Lewis: Every employee receiving real-time notifications is huge because life changes dramatically in rental companies with equipment coming and going and customers doing different things. The cost of education is inexpensive compared to the cost of ignorance. Often, field personnel salespeople don't have the facts in front of them. If every employee is singing from exactly one sheet of music, the knowledge level goes way up as does efficiency. Running multiple siloed systems results in that information being all over the place and makes everything far less efficient because you don't know what to believe. Consolidating your tech stack into one version of the truth will improve efficiency overall. Finally, one of the most valuable commodities is data, so if you can collect all of that data without slowing down the day-to-day process, you’ll be hyperefficient.

Rental: Are there any challenges or learning curves associated with onboarding a new software? 

Clark: When a business replaces their current platform, there's always a pain during the transition. From data transfer to process change to employee training/adoption, the learning curve can be less than pleasant. However, the long-term benefits far outweigh the short-term pains, which is why it is so important to choose the right software platform the first time, rather than opting for a cheaper solution that will only serve as a Band-Aid for issues in the short term. Rental companies should look for a software company that aligns not only with their goals today but also with their goals for years ahead. Companies should also find a software partner that offers an in-house team of experts with long-term experience in navigating the complexities of these types of implementations.

Crosslin: The biggest learning curve is simply vocabulary. Most rental software does the same basic things: You just need to learn what the new software package calls it and how to do it. It’s helpful if you are prepared to explain why you have a particular business process. The biggest challenges to onboarding (in my experience) would be: getting buy-in from key staff and underestimating the value of testing the converted data (a little extra testing upfront prevents a lot of stress during the go-live). Understand that training is not “one-size fits all” as each person learns differently, so expect some people to want in-person training, others prefer to learn by self-paced videos and still others need to read the steps and reinforce the practice.

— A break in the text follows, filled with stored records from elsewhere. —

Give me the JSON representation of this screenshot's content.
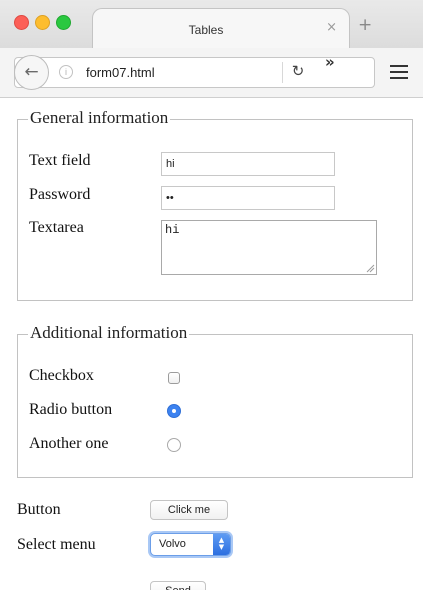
{
  "browser": {
    "tab_title": "Tables",
    "tab_close_icon": "×",
    "new_tab_icon": "+",
    "url": "form07.html",
    "back_icon": "arrow-left-icon",
    "reload_icon": "reload-icon",
    "overflow_icon": "»",
    "menu_icon": "hamburger-icon",
    "colors": {
      "close": "#fc5f57",
      "minimize": "#fdbd2e",
      "zoom": "#2ac840"
    }
  },
  "general": {
    "legend": "General information",
    "text_field_label": "Text field",
    "text_field_value": "hi",
    "password_label": "Password",
    "password_value": "••",
    "textarea_label": "Textarea",
    "textarea_value": "hi"
  },
  "additional": {
    "legend": "Additional information",
    "checkbox_label": "Checkbox",
    "checkbox_checked": false,
    "radio_label": "Radio button",
    "radio_checked": true,
    "another_label": "Another one",
    "another_checked": false,
    "accent_color": "#3c82f0"
  },
  "controls": {
    "button_label": "Button",
    "button_text": "Click me",
    "select_label": "Select menu",
    "select_value": "Volvo",
    "send_text": "Send"
  }
}
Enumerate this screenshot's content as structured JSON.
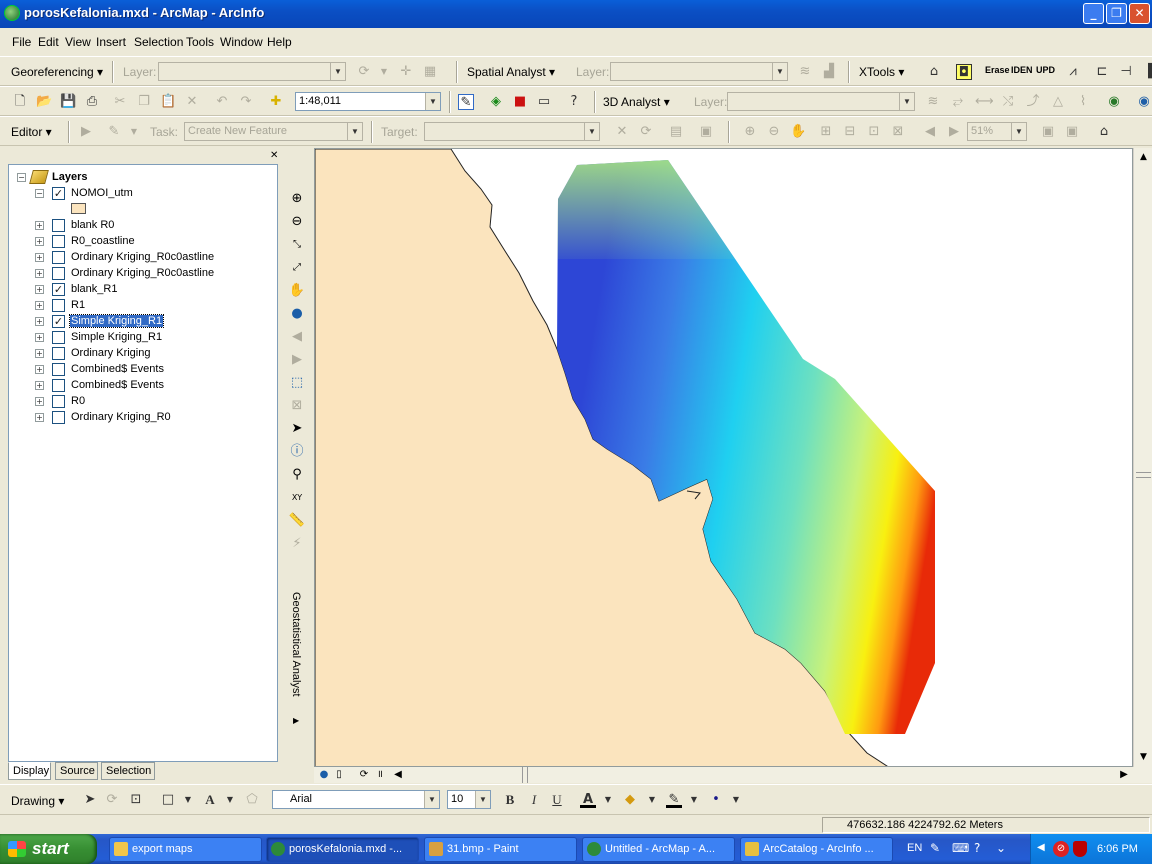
{
  "window": {
    "title": "porosKefalonia.mxd - ArcMap - ArcInfo",
    "min": "_",
    "max": "❐",
    "close": "✕"
  },
  "menu": [
    "File",
    "Edit",
    "View",
    "Insert",
    "Selection",
    "Tools",
    "Window",
    "Help"
  ],
  "toolbar1": {
    "georeferencing": "Georeferencing ▾",
    "layer_label_1": "Layer:",
    "spatial_analyst": "Spatial Analyst ▾",
    "layer_label_2": "Layer:",
    "xtools": "XTools ▾",
    "erase": "Erase",
    "iden": "IDEN",
    "upd": "UPD"
  },
  "toolbar2": {
    "scale": "1:48,011",
    "analyst3d": "3D Analyst ▾",
    "layer_label": "Layer:"
  },
  "toolbar3": {
    "editor": "Editor ▾",
    "task_label": "Task:",
    "task_value": "Create New Feature",
    "target_label": "Target:",
    "zoom_pct": "51%"
  },
  "toc": {
    "root": "Layers",
    "layers": [
      {
        "name": "NOMOI_utm",
        "checked": true,
        "expanded": true
      },
      {
        "name": "blank R0",
        "checked": false
      },
      {
        "name": "R0_coastline",
        "checked": false
      },
      {
        "name": "Ordinary Kriging_R0c0astline",
        "checked": false
      },
      {
        "name": "Ordinary Kriging_R0c0astline",
        "checked": false
      },
      {
        "name": "blank_R1",
        "checked": true
      },
      {
        "name": "R1",
        "checked": false
      },
      {
        "name": "Simple Kriging_R1",
        "checked": true,
        "selected": true
      },
      {
        "name": "Simple Kriging_R1",
        "checked": false
      },
      {
        "name": "Ordinary Kriging",
        "checked": false
      },
      {
        "name": "Combined$ Events",
        "checked": false
      },
      {
        "name": "Combined$ Events",
        "checked": false
      },
      {
        "name": "R0",
        "checked": false
      },
      {
        "name": "Ordinary Kriging_R0",
        "checked": false
      }
    ],
    "tabs": [
      "Display",
      "Source",
      "Selection"
    ]
  },
  "side_panel": {
    "label": "Geostatistical Analyst"
  },
  "drawing": {
    "drawing_label": "Drawing ▾",
    "font": "Arial",
    "size": "10",
    "bold": "B",
    "italic": "I",
    "underline": "U"
  },
  "status": {
    "coords": "476632.186  4224792.62 Meters"
  },
  "taskbar": {
    "start": "start",
    "items": [
      {
        "label": "export maps"
      },
      {
        "label": "porosKefalonia.mxd -...",
        "active": true
      },
      {
        "label": "31.bmp - Paint"
      },
      {
        "label": "Untitled - ArcMap - A..."
      },
      {
        "label": "ArcCatalog - ArcInfo ..."
      }
    ],
    "lang": "EN",
    "clock": "6:06 PM"
  },
  "colors": {
    "land": "#fbe4be",
    "titlebar": "#0a5fd8",
    "selection": "#316ac5"
  },
  "icons": [
    "zoom-in-icon",
    "zoom-out-icon",
    "fixed-zoom-in-icon",
    "fixed-zoom-out-icon",
    "pan-icon",
    "full-extent-icon",
    "back-icon",
    "forward-icon",
    "select-features-icon",
    "clear-selection-icon",
    "select-elements-icon",
    "identify-icon",
    "find-icon",
    "go-to-xy-icon",
    "measure-icon",
    "hyperlink-icon"
  ]
}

Lewis: The No. 1 challenge is when people are missing data in current systems and try to get current data rationalized into one application. People struggle to find stuff, but in the end, the benefits are amazing. Another major factor in today's world is the age of employees and their adaptability to current technologies. Some people are used to pen and paper and a clipboard, so we always have to do kind of a human aspect of technology adoption. Another is an emotional attachment to the old system. You want to make sure everyone is on board.